CARE International has already been working with Kenyan government officials on social protection linked to our work on Village Savings & Loans Associations. In Kenya, the government is exploring how to mobilise people with disabilities into savings groups with the purpose of developing a savings culture, to access formal banking services and to receive other government support including small scale enterprise development. It is fantastic to see that these officials will be present at the Summit.

Reflecting on the Summit’s commitment to economically empower people with disabilities, we believe that governments and donors should promote more and better integration of savings groups into national social safety net programmes which target the vulnerable, so that people with disabilities have a fair opportunity to profit economically and benefit from group solidarity in the same way that Olive did, and 20 million other savings group members are across 75 countries.

At the agency I work for, CARE International, we are focusing our commitments at the Summit on the specific rights and needs of people with disabilities in terms of gender equality and life-saving humanitarian action. Forthcoming research by CARE in Malawi and Vanuatu shows how local disabled people’s organisations (DPOs) are frequently marginalised from the wider humanitarian response, and – conversely – how women living with disability face a double discrimination; marginalised due to gender norms and their disability.

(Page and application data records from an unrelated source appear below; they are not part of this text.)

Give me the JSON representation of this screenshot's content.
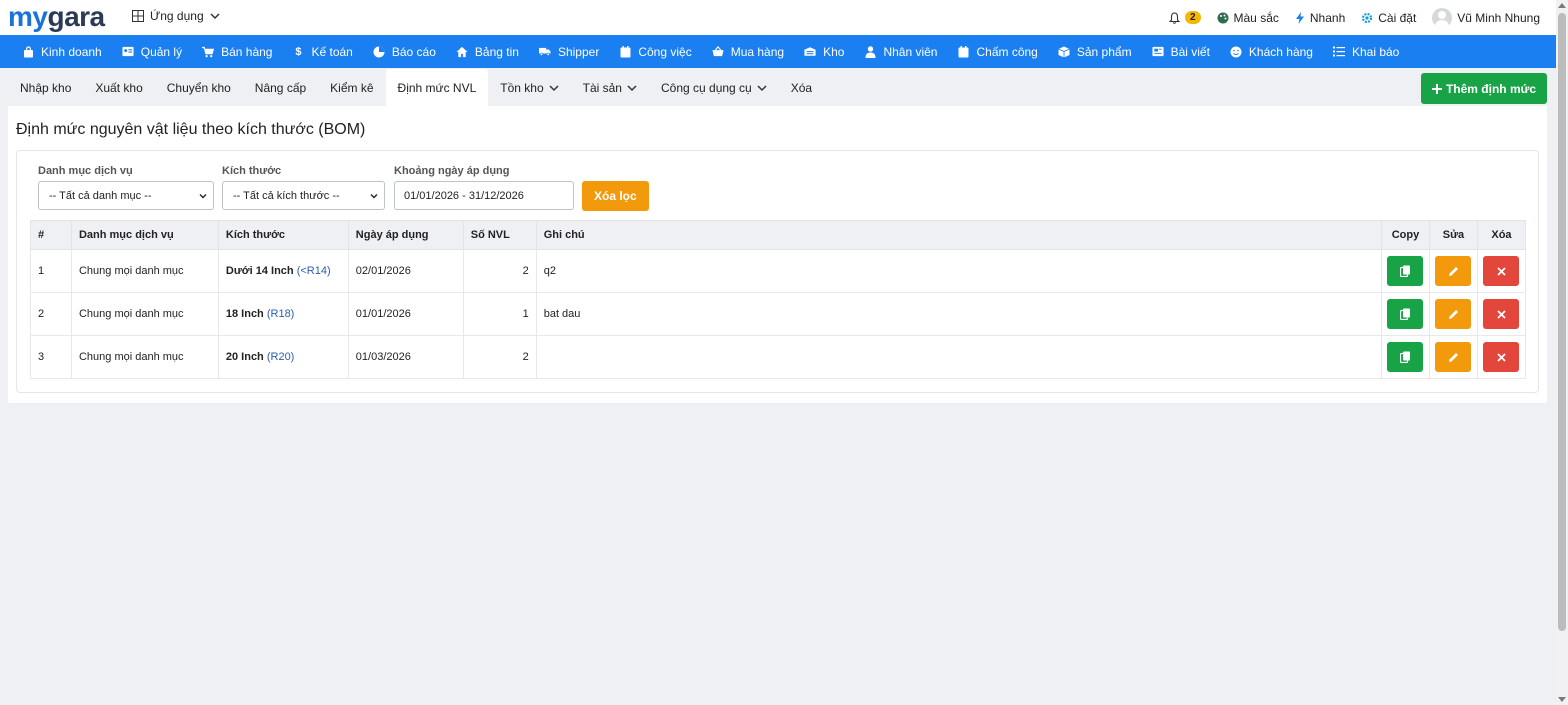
{
  "logo": {
    "my": "my",
    "gara": "gara"
  },
  "apps_menu": {
    "label": "Ứng dụng"
  },
  "top_right": {
    "notification_count": "2",
    "color_label": "Màu sắc",
    "quick_label": "Nhanh",
    "settings_label": "Cài đặt",
    "user_name": "Vũ Minh Nhung"
  },
  "main_nav": {
    "items": [
      {
        "label": "Kinh doanh",
        "icon": "bag-icon"
      },
      {
        "label": "Quản lý",
        "icon": "id-card-icon"
      },
      {
        "label": "Bán hàng",
        "icon": "cart-icon"
      },
      {
        "label": "Kế toán",
        "icon": "dollar-icon"
      },
      {
        "label": "Báo cáo",
        "icon": "pie-chart-icon"
      },
      {
        "label": "Bảng tin",
        "icon": "home-icon"
      },
      {
        "label": "Shipper",
        "icon": "truck-icon"
      },
      {
        "label": "Công việc",
        "icon": "calendar-icon"
      },
      {
        "label": "Mua hàng",
        "icon": "basket-icon"
      },
      {
        "label": "Kho",
        "icon": "warehouse-icon"
      },
      {
        "label": "Nhân viên",
        "icon": "user-icon"
      },
      {
        "label": "Chấm công",
        "icon": "calendar-check-icon"
      },
      {
        "label": "Sản phẩm",
        "icon": "box-icon"
      },
      {
        "label": "Bài viết",
        "icon": "newspaper-icon"
      },
      {
        "label": "Khách hàng",
        "icon": "smile-icon"
      },
      {
        "label": "Khai báo",
        "icon": "list-icon"
      }
    ]
  },
  "sub_tabs": {
    "items": [
      {
        "label": "Nhập kho"
      },
      {
        "label": "Xuất kho"
      },
      {
        "label": "Chuyển kho"
      },
      {
        "label": "Nâng cấp"
      },
      {
        "label": "Kiểm kê"
      },
      {
        "label": "Định mức NVL"
      },
      {
        "label": "Tồn kho"
      },
      {
        "label": "Tài sản"
      },
      {
        "label": "Công cụ dụng cụ"
      },
      {
        "label": "Xóa"
      }
    ],
    "active": "Định mức NVL"
  },
  "add_button": {
    "label": "Thêm định mức"
  },
  "page": {
    "title": "Định mức nguyên vật liệu theo kích thước (BOM)"
  },
  "filters": {
    "category": {
      "label": "Danh mục dịch vụ",
      "value": "-- Tất cả danh mục --"
    },
    "size": {
      "label": "Kích thước",
      "value": "-- Tất cả kích thước --"
    },
    "date_range": {
      "label": "Khoảng ngày áp dụng",
      "value": "01/01/2026 - 31/12/2026"
    },
    "clear_label": "Xóa lọc"
  },
  "table": {
    "headers": {
      "index": "#",
      "category": "Danh mục dịch vụ",
      "size": "Kích thước",
      "date": "Ngày áp dụng",
      "count": "Số NVL",
      "note": "Ghi chú",
      "copy": "Copy",
      "edit": "Sửa",
      "delete": "Xóa"
    },
    "rows": [
      {
        "index": "1",
        "category": "Chung mọi danh mục",
        "size_name": "Dưới 14 Inch",
        "size_code": "(<R14)",
        "date": "02/01/2026",
        "count": "2",
        "note": "q2"
      },
      {
        "index": "2",
        "category": "Chung mọi danh mục",
        "size_name": "18 Inch",
        "size_code": "(R18)",
        "date": "01/01/2026",
        "count": "1",
        "note": "bat dau"
      },
      {
        "index": "3",
        "category": "Chung mọi danh mục",
        "size_name": "20 Inch",
        "size_code": "(R20)",
        "date": "01/03/2026",
        "count": "2",
        "note": ""
      }
    ]
  },
  "colors": {
    "nav_blue": "#1a7ff0",
    "green": "#18a347",
    "orange": "#f29a0c",
    "red": "#e3463b"
  }
}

So at the Summit, we pledge to work with DPOs to explore how to better factor disability into the implementation of ‘Rapid Gender Analysis’ – a new toolkit that CARE has designed and is now integrated into the new UN global guidelines on Gender in Humanitarian Action.

To open up the space for local DPOs in the UN-NGO humanitarian coordination, CARE will work with others to facilitate the participation of DPOs in the Global Protection Cluster. Specifically, we will look to involve DPOs in a new Task Team focused on promoting meaningful engagement of local civil society organisations within the Gender Based Violence Area of Responsibility under the Global Protection Cluster.

To conclude, I don’t think I can put it any better than a female representative of a local disabled people’s organisations speaking to CARE in Vanuatu about the Cyclone Pam response:

“Disability is an issue that everyone should be thinking about, it should not only fall on the disability activists just in the same way that gender is everyone’s responsibility”.

Let’s all remember that this is our collective responsibility and in equal measure we can all do something about it.

Laurie Lee

I joined CARE in August 2014, because I believe strongly in our focus on economic development, gender equality and people holding governments accountable. My focus at CARE is on ensuring we have the best people to do the job we do, to support our teams on the ground in over 70 developing countries, and to ensure we continuously improve our ability to monitor the impact of our work, and learn how to do it even better.  

Prior to CARE I worked for the Bill & Melinda Gates Foundation for seven years, advising them on development policy issues in Europe and Africa. Before that I worked for the British government. I managed British development programmes in South Africa and Afghanistan. He worked in 10 Downing Street to prepare the G8 Gleneagles Summit on Africa in 2005. And I ran the DFID Trade Policy Unit until 2008.

One good thing I've read

One of CARE’s goals is to help the 2 billion people – including 1.1 billion women – without access to financial services, to get them. This great and easy book, Portfolios of the poor: How the world's poor live on $2 a day, by Daryl Collins, Jonathan Morduch, Stuart Rutherford and Orlanda Ruthven, explains why there’s no such thing as living 'hand to mouth'. The poorer you are, the more you need financial management tools.


Twitter: @lauriejlee